The water heater thermostats had been turned up excessively, and the piping was semi-exposed underneath the trailer. The combination of extremely hot water flowing through the piping, and the gusty cold wind that blew under the mobile home made the hot water pipes become brittle and crack!
Also, certain chemicals in the tap water, such as chlorine, can cause the polybutylene pipe to break own over time.
2) The plastic polybutylene fittings can crack.
Although I have seen the metallic fitting leak on polybutylene systems, the most problems seem to come from the discontinued poly fittings, which were way to brittle in my opinion, and caused all kinds of property damage over the last couple of decades due to leaking.
Most plumbers who come out to repipe your home will use the new PEX piping and fittings to repair or repipe the old polybutylene. Unlike polybutylene, PEX (cross-linked polyethylene) piping is much stronger and is far more resistant to stress, temperature and chemicals. To make the repair, there must be some kind of transition fitting used. Either a PEX to poly barbed brass adapter, with copper crimp rings, or a push-fit type of fitting such as the Sharkbite connection fittings. To use the barbed fittings, you will need to buy an expensive crimping tool, so if you want to do this repair yourself, it would be cheaper to just buy the push-fit fittings, such as Sharkbite.
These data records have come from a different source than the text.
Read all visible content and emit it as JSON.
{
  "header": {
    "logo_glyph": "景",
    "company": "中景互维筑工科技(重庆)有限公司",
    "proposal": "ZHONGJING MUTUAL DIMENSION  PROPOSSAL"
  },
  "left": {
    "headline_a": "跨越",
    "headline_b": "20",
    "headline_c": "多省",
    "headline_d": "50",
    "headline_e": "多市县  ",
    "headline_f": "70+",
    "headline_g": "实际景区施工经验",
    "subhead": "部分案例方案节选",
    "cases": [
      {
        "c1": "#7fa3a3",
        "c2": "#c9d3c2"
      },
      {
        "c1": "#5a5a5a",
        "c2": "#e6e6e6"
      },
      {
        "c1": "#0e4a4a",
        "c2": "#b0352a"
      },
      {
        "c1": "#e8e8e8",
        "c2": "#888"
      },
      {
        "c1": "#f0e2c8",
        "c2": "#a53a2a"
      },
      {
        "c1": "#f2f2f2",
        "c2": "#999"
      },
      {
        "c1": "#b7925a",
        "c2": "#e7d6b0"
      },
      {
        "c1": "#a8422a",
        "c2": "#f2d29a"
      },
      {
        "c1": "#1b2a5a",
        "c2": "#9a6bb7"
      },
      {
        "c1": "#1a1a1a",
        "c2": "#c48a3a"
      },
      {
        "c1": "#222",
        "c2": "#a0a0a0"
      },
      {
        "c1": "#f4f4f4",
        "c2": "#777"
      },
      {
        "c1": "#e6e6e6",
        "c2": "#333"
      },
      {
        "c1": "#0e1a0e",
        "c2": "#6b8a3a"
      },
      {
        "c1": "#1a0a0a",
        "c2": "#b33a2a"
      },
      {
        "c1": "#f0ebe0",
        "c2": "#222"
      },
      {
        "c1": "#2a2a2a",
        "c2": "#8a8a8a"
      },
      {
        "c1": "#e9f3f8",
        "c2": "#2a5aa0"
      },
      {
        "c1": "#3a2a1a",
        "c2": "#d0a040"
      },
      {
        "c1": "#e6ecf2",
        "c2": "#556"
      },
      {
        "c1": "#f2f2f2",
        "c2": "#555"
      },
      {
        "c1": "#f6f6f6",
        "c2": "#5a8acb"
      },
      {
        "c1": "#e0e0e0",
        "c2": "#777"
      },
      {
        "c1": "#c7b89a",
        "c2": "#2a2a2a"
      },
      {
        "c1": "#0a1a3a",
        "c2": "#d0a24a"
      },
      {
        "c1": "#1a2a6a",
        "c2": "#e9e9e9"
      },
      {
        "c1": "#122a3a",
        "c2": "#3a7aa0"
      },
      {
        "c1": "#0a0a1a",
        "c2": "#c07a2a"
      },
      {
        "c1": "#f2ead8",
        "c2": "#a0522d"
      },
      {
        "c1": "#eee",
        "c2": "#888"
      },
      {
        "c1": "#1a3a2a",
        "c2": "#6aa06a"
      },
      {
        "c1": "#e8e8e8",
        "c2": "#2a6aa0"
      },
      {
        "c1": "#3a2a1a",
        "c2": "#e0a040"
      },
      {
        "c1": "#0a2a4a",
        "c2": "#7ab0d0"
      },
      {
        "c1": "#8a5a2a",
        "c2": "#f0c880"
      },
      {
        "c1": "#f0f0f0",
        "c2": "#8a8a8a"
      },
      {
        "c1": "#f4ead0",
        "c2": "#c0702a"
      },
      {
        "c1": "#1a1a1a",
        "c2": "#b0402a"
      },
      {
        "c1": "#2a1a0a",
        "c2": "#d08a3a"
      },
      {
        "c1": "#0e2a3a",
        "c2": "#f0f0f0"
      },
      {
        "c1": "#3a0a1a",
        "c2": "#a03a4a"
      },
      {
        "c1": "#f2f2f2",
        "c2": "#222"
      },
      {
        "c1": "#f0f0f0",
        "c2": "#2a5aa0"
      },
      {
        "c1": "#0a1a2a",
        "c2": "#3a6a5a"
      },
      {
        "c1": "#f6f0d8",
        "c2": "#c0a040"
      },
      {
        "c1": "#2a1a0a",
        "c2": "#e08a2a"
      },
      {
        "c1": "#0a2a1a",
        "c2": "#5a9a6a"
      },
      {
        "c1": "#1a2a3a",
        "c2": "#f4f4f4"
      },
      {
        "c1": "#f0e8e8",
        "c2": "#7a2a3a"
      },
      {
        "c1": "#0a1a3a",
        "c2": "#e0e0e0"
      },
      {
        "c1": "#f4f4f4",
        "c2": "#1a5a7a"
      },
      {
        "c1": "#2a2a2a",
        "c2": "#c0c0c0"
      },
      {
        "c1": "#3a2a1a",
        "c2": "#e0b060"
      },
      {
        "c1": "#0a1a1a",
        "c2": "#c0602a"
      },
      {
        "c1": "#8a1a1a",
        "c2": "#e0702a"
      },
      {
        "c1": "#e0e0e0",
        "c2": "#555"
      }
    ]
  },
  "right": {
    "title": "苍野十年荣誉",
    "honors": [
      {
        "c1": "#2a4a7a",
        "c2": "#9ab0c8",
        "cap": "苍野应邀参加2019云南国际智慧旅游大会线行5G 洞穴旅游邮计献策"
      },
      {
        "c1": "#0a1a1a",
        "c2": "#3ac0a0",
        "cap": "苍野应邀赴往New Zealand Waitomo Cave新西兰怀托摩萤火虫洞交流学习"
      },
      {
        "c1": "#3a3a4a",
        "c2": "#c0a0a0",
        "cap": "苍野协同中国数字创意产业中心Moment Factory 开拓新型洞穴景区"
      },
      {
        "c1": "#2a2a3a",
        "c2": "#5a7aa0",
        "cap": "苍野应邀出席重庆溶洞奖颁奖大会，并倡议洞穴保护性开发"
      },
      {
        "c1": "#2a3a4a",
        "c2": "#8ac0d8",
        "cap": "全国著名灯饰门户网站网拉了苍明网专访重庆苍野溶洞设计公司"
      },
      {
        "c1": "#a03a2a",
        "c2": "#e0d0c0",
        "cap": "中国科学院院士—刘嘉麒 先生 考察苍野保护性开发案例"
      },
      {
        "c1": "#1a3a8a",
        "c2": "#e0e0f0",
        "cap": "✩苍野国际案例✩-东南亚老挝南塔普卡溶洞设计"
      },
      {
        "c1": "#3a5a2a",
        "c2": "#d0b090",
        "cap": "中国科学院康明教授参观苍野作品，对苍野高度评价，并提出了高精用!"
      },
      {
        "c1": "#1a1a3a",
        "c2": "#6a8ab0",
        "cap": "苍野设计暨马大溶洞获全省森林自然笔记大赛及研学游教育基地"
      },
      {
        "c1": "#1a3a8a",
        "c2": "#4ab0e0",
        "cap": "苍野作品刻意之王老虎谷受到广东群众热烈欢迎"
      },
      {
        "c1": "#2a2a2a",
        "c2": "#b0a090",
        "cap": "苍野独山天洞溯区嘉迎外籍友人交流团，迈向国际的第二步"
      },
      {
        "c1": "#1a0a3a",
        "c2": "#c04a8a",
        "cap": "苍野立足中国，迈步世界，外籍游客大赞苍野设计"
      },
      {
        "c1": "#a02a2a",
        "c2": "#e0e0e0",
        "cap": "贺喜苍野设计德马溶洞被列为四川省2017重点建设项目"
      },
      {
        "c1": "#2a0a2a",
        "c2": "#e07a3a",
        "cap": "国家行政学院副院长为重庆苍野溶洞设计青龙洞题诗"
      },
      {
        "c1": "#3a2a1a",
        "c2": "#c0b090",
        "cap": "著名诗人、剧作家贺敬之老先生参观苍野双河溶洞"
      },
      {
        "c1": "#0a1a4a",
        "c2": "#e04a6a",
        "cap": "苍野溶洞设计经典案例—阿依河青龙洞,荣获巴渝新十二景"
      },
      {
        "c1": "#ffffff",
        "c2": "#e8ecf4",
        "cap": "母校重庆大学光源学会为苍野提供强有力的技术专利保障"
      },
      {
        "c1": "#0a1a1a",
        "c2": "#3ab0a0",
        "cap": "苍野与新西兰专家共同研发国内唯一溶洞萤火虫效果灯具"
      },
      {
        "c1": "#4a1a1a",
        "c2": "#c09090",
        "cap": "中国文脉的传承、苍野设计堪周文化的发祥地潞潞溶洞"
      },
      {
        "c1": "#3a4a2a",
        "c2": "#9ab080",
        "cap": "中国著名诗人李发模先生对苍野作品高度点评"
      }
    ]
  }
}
The repairs are fairly easy, if you have the right tools. But if you have multiple leaks, it is probably wise to contact a professional plumbing company that specializes in polybutylene replacement and getting some estimates to have the entire system replaced.
I would like to say for sure that cost of replacing your polybutylene pipes will or will not be very expensive, but the truth is that it really depends on many different factors and which plumbing company does the estimate. Not all homes are plumbed equally, and not all plumbers use the same technique, or charge the same. The best advice regarding the cost of replacing your polybutylene plumbing system is to get several estimates from licensed plumbing contractors.
You may have heard that there is a class-action lawsuit associated with this polybutylene pipe and fittings. It is probably too late to make a claim, but for detailed legal information on the lawsuit you can check this website: http://www.spencerclass.com/